:: To do ::
Show every line in the entries below where the word "bing" appears.

*** Record set ***

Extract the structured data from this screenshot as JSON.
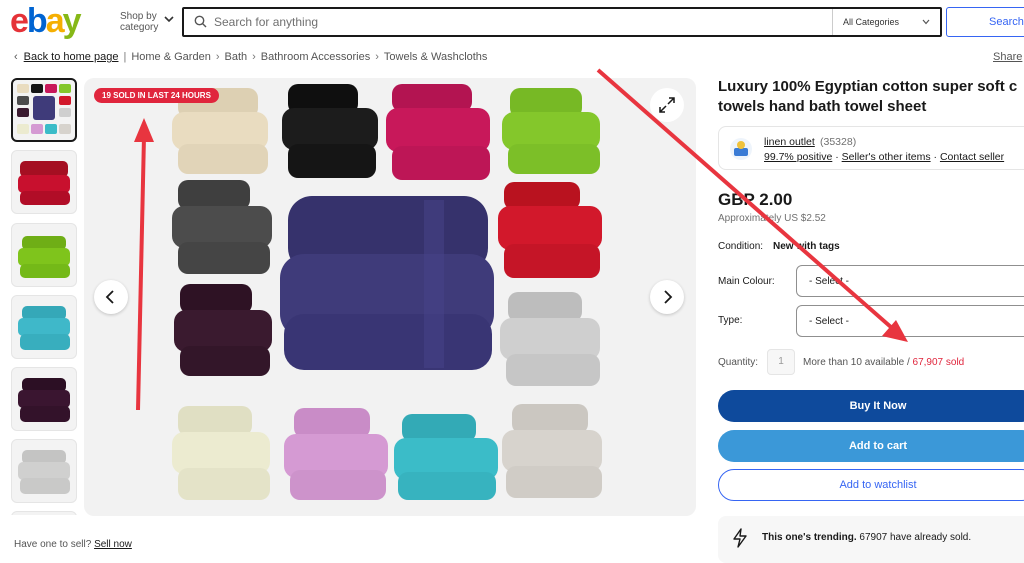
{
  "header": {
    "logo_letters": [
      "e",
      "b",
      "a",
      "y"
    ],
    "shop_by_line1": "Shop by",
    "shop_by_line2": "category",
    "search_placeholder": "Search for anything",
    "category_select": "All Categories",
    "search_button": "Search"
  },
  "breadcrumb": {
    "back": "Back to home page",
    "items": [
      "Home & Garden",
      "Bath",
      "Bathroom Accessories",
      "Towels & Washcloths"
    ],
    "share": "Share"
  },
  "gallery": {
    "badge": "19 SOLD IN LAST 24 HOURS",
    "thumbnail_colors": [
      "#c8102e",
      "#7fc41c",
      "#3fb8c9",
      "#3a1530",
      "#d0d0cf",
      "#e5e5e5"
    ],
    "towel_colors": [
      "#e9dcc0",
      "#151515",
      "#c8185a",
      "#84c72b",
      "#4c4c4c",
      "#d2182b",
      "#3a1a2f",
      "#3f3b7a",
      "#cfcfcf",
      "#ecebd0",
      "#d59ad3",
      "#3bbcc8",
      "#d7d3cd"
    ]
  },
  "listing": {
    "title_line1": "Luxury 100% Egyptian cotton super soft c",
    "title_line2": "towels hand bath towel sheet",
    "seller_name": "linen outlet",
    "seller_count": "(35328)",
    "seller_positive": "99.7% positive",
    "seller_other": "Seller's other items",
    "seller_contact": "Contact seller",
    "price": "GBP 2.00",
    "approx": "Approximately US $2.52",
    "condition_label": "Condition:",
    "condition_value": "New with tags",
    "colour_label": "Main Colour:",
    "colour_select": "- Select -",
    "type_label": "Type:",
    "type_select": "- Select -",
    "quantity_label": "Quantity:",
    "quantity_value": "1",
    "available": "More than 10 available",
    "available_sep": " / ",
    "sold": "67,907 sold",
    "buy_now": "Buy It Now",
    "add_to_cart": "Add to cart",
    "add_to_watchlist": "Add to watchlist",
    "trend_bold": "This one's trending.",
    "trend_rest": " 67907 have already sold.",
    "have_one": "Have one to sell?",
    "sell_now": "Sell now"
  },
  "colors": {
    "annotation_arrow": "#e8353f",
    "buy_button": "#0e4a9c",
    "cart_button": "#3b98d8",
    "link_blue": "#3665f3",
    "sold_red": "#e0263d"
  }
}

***
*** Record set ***

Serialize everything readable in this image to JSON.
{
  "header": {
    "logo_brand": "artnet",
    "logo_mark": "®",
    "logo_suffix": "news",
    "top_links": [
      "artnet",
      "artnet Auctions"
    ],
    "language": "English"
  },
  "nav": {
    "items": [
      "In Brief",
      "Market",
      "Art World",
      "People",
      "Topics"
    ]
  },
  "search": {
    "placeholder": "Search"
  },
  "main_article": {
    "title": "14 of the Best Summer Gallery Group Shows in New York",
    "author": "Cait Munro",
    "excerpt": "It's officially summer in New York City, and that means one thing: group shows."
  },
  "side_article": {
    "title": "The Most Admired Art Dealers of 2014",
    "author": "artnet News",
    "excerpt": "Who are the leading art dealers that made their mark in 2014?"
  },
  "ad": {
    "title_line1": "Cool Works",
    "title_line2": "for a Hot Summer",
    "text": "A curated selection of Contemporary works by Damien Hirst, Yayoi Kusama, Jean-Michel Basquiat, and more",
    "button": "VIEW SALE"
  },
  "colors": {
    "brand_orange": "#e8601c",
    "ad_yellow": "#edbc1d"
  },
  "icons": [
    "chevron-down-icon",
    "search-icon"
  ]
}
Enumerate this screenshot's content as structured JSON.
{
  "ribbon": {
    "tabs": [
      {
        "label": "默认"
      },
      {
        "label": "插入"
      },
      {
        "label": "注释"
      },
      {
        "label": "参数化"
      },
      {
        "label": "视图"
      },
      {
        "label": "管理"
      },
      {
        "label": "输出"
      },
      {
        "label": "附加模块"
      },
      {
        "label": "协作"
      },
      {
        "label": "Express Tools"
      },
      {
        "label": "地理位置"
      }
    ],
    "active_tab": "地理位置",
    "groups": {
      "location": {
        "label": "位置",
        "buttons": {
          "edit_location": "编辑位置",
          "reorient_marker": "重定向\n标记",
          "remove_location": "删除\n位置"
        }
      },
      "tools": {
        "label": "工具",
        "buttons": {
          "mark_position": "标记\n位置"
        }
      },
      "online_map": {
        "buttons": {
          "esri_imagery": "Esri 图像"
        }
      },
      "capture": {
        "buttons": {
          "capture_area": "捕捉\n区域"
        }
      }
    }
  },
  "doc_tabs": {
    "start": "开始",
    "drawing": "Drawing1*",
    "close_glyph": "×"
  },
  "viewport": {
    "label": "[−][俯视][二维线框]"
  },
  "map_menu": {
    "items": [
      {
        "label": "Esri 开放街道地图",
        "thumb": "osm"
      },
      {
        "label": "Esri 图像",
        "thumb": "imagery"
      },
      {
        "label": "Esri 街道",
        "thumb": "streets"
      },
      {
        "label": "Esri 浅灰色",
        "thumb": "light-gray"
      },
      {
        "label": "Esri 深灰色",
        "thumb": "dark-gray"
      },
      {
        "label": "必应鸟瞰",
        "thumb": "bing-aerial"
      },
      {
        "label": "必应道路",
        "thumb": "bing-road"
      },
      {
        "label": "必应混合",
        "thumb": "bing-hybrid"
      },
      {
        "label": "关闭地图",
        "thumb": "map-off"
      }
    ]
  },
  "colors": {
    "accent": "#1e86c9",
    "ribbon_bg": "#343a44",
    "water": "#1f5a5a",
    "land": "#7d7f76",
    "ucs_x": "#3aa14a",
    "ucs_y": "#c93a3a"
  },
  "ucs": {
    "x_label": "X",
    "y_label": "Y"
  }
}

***
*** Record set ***

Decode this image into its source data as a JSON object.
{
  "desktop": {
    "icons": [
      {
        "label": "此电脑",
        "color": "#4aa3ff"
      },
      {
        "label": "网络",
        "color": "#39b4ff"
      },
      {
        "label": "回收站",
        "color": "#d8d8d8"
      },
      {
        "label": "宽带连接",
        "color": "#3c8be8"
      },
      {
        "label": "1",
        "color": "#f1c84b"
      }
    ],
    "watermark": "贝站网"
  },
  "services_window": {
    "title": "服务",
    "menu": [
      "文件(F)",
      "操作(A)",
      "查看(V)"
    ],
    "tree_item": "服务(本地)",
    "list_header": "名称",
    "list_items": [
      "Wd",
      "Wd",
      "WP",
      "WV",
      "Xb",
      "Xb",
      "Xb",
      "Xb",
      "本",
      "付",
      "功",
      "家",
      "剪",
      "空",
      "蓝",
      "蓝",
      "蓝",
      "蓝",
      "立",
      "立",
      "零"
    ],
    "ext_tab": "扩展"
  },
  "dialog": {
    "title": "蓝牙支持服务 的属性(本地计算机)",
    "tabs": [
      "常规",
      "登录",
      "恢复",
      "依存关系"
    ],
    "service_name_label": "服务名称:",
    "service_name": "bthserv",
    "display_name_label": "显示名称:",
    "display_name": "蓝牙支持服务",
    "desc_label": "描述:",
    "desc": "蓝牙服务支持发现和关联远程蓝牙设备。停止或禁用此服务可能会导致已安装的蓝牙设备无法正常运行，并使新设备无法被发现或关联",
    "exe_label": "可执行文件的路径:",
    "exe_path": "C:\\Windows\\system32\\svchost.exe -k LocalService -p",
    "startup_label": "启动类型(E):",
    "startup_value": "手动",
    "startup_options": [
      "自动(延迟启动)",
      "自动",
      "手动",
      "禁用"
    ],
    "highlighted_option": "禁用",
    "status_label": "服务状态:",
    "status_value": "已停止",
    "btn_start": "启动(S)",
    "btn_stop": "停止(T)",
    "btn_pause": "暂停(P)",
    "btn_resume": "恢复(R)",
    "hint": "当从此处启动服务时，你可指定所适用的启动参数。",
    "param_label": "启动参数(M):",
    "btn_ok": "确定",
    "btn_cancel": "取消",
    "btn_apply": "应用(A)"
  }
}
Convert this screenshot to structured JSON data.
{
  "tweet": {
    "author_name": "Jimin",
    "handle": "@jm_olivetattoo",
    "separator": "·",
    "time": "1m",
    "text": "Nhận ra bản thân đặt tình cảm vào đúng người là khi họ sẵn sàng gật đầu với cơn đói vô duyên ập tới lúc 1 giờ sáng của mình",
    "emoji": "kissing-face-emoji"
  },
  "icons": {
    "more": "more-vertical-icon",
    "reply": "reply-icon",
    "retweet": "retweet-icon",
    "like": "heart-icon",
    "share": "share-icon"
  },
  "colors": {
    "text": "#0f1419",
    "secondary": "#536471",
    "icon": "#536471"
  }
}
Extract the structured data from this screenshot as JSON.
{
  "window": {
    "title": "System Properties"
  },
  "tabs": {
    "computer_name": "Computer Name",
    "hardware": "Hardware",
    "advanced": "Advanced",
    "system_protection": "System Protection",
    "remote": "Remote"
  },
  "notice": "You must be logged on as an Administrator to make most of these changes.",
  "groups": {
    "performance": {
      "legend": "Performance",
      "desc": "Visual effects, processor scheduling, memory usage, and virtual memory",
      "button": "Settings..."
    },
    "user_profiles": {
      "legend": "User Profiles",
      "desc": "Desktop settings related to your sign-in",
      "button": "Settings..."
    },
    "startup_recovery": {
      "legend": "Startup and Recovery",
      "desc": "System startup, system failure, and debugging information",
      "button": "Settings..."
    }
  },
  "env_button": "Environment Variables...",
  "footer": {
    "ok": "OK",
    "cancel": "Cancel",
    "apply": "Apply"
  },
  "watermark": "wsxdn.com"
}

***

:: Exercise output ::
        "thumb": "bing-aerial"
        "thumb": "bing-road"
        "thumb": "bing-hybrid"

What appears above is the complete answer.